The risks of developing Crohn’s disease (CD) or ulcerative colitis (UC) are not increased by consuming sweetened beverages, according to an examination of two large prospective cohorts by researchers from Boston, Sweden, and the United Kingdom. They found that the risk for CD associated with drinking one or more servings per day of a sweetened beverage was not significantly greater than the risk when drinking none.
As reported in Clinical Gastroenterology and Hepatology, they examined the association between consumption of sweetened-beverages and risk of CD and UC in two large prospective cohort studies in Sweden: the Swedish Mammography Study (SMC) and the Cohort of Swedish Men (CoSM).

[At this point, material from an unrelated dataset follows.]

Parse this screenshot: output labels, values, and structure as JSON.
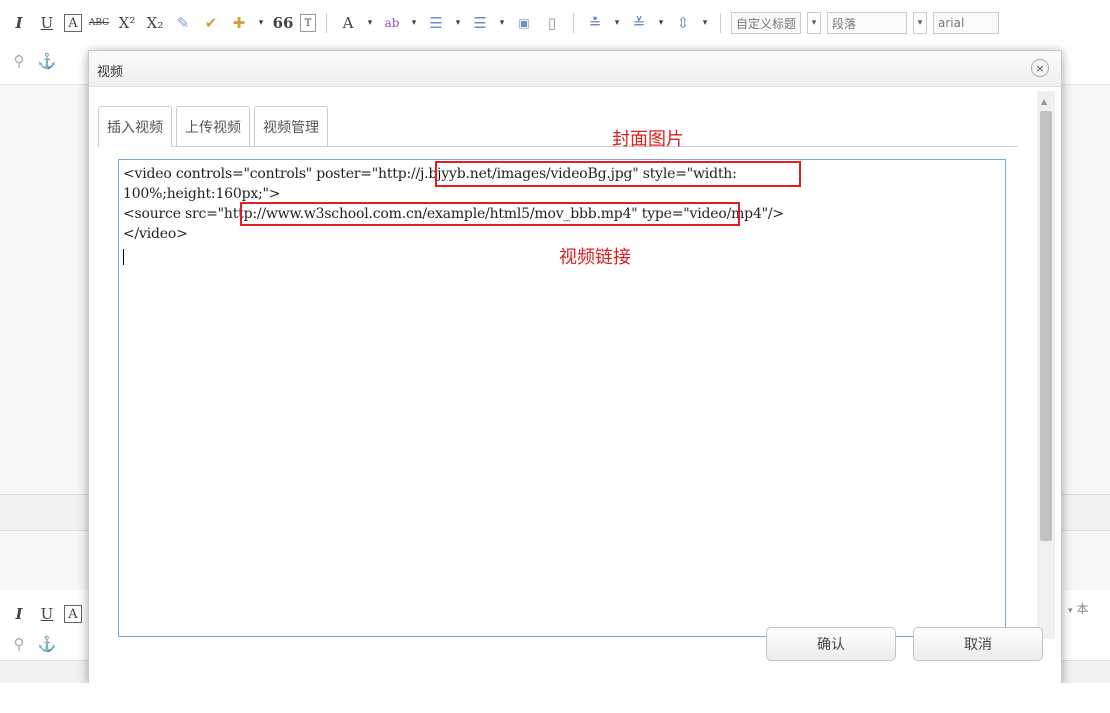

In the SMC, 66,651 women completed questionnaires between 1987 and 1990 on diet, alcohol, weight, medication use, and reproductive and menopausal factors. For the CoSM, established in 1997, researchers included 45,906 middle aged and older men, and also provided information through questionnaire on lifestyle factors and medications, with follow-up questionnaires completed in 2008 and 2009. The current analysis included all subjects from the CoSM study and 38,984 from SMC who were still alive in 1997 and returned the dietary questionnaire. The median age of participants at baseline was 60 years.
For the purpose of the analysis, artificially sweetened drinks—which accounted for less than 10% of all soft drinks among men and less than 20% among women, were counted as sweetened beverages. Participants were asked to report their usual consumption of such beverages during the past year.
Through the end of December 2014, 349 incident cases of UC and 143 of CD were confirmed.
Higher consumption of sweetened beverages was not associated with an increased risk of UC (P=0.40) or CD (P=0.11).
Compared with participants who did not consume sweetened beverages, the age-adjusted hazard ratio (HR) of UC among participants with at least one serving per day of sweetened beverage was 1.26 (95% CI: 0.93-1.69). This estimate was not altered after adjusting for other covariates (P=0.40). Compared with non-consumers of sweetened beverages, the multivariate-adjusted HR of UC among participants with at least one serving per day of sweetened beverage was 1.14 (95% CI: 0.83-1.57).
Compared with non-consumers, the age-adjusted HR of CD among participants with one or more servings per day of sweetened beverage was 1.18 (95% CI: 0.72-1.94), an estimate did not change after adjusting for other potential confounders (P=0.34). Compared with non-consumers, the multivariate-adjusted HR of CD among participants with at least one serving per day of sweetened beverage was 1.02 (95% CI: 0.60-1.73). The effect of the main finding was not modified by age, sex, smoking, or body mass index.
Results were similar when researchers compared risks of CD and UC among ever-users of sweetened beverages compared with non-users. When the models were adjusted for total sucrose intake independent of primary sugar content of the beverage, no significant association was seen, which was also true for when the analysis was restricted to elderly-onset inflammatory bowel disease.
“In two large prospective cohort studies, we observed no evidence for strong or clinically meaningful associations between sweetened beverage and risk of CD and UC.
Whether sweetened beverages play a role in development of earlier onset IBD (age < 40 years) is unknown and should be the focus of future investigation,” concluded the authors, led by Hamed Khalili, MD, MPH, Gastroenterology Unit, Massachusetts General Hospital. Boston, MA.
They also noted previous associations between sweetened beverage consumption and type 2 diabetes and cardiovascular disease, but results have been mixed with respect to levels of inflammatory markers.
This work was supported by the National Institute of Diabetes and Digestive and Kidney Diseases, and a Crohn’s and Colitis Foundation Senior Research Award.